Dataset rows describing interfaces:

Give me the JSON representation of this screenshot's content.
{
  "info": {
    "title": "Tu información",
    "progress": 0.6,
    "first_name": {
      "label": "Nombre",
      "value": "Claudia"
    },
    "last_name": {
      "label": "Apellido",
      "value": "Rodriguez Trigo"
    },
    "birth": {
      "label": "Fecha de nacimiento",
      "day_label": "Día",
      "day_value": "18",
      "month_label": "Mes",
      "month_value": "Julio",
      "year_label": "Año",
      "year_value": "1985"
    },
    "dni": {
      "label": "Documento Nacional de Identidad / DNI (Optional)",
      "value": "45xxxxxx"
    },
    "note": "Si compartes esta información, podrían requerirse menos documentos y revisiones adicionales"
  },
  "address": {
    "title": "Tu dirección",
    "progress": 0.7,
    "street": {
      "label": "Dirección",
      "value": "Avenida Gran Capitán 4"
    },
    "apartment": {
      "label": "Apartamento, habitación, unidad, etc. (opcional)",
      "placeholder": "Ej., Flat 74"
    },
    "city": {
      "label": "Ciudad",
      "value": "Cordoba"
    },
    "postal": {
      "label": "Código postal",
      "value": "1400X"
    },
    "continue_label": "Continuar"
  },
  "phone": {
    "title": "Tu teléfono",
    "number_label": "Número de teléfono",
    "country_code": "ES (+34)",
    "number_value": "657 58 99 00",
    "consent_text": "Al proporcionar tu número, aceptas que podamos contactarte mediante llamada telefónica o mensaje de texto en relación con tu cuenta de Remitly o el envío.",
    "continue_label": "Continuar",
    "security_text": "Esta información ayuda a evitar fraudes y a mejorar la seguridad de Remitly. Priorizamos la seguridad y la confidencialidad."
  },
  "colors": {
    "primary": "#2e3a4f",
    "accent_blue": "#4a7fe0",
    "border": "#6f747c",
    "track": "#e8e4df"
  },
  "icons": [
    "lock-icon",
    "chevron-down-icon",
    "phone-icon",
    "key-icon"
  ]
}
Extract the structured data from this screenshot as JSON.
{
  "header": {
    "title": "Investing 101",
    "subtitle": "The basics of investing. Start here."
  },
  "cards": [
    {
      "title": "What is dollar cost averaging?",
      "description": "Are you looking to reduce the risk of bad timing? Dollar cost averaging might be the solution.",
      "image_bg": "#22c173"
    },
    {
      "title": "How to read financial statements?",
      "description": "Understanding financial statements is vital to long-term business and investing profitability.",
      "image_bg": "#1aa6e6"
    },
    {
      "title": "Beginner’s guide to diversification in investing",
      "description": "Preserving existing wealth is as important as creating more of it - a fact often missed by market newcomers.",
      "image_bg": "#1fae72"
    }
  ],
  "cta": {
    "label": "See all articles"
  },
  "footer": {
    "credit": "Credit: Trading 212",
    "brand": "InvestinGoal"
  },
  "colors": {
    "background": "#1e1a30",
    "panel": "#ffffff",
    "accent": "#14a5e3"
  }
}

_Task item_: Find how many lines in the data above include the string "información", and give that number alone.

_Problem solution_: 3